In this community-engaged course, we will address important topics in philosophy of religion in light of our experiences as individuals and community members. In conversation with religious communities in South Bend we will engage topics including: social justice, the problem of evil, art and liturgy, poverty and affluence, and religious experience - and examine these topics as they intersect with facets of identity (including race, gender, class, and ability). 

Applied Ethics (Spring 2018, Westville Prison, Westville Education Initiative)


This course will cover key general ethical and meta-ethical theories, and examine the implications of these theories for pressing, practical ethical issues. We will especially focus on business ethics and medical ethics - examining key topics in each applied ethics area.  

Ethics, Identity, and Freedom (Fall 2017, South Bend Center for the Homeless)

In this course we explore key questions in philosophy centering on issues of identity (what makes you who you are? what makes life worth living? how do memories and experiences inform identity?) and freedom (how do aspects of identity impact freedom? what other internal and external forces affect freedom?). We then engage practical, ethical topics in conversation with these issues including criminal and social justice, mental health, and beginning and end of life issues.

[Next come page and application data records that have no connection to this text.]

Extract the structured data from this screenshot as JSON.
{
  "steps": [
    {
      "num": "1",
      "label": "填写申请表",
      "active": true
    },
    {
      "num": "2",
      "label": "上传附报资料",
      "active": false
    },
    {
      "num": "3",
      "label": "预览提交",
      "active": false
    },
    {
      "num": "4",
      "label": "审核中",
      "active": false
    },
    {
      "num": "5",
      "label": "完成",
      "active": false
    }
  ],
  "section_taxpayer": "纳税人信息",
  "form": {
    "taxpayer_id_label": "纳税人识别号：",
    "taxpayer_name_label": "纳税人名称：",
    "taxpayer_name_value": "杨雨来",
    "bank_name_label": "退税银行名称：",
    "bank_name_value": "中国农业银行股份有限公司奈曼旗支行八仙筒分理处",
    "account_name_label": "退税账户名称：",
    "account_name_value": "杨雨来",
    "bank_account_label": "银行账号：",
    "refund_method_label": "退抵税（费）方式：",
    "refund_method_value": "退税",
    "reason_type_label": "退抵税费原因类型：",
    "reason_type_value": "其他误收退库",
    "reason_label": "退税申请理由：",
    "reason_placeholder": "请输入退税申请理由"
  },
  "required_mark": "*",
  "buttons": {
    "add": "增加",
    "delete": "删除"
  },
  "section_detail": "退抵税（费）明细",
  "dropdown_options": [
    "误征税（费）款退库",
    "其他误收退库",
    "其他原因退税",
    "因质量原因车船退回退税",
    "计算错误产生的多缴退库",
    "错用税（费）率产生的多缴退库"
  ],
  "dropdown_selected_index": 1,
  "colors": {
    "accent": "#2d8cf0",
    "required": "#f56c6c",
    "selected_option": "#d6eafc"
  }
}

Moreau First Year Seminar (Fall 2016, Spring 2017, Notre Dame)


This two-semester course sequence required of all freshmen at Notre Dame is designed to orient them to a holistic vision of education as that which engages the mind, heart, soul, and community. We addressed a broad range of topics including: sexual assault, diversity, identity, privilege, and mental health. As a part of this course, I led class visits to numerous on and off-campus locations which helped deepen and inform our discussions, such as the South Bend's Civil Rights Heritage Center.

Ethics and Personhood (Spring 2016, Notre Dame)


In this course we explored the nature of personhood, and the implications of this nature for various ethical theories, and contemporary ethical issues including: mental disorder, systematic injustice, consumerism, poverty and affluence, and end of life issues. We engaged with mainstream philosophical works, as well as works of contemporary cognitive science, documentaries, films, interviews, recorded debates, speculative fiction, and periodicals.

Other teaching experience:


  • God and the Good Life (Spring 2017, Notre Dame) - TA, course development
    In this innovative course students approach philosophy as a way of life - engaging questions including: what should I believe? what are my moral obligations? should I practice a religion? what would it take for my life to be meaningful? The class pairs traditional lectures with large “forum-style” debates with a unique and intensive discussion group experience, modeled after the Sustained Dialogue program. The course also makes use of interactive  and digital components.

  • Introduction to Philosophy (Fall 2015, Notre Dame) - Head TA

  • Introduction to Philosophy (Spring 2015, Notre Dame) - TA

  • Medical Ethics (Fall 2014, Notre Dame) - TA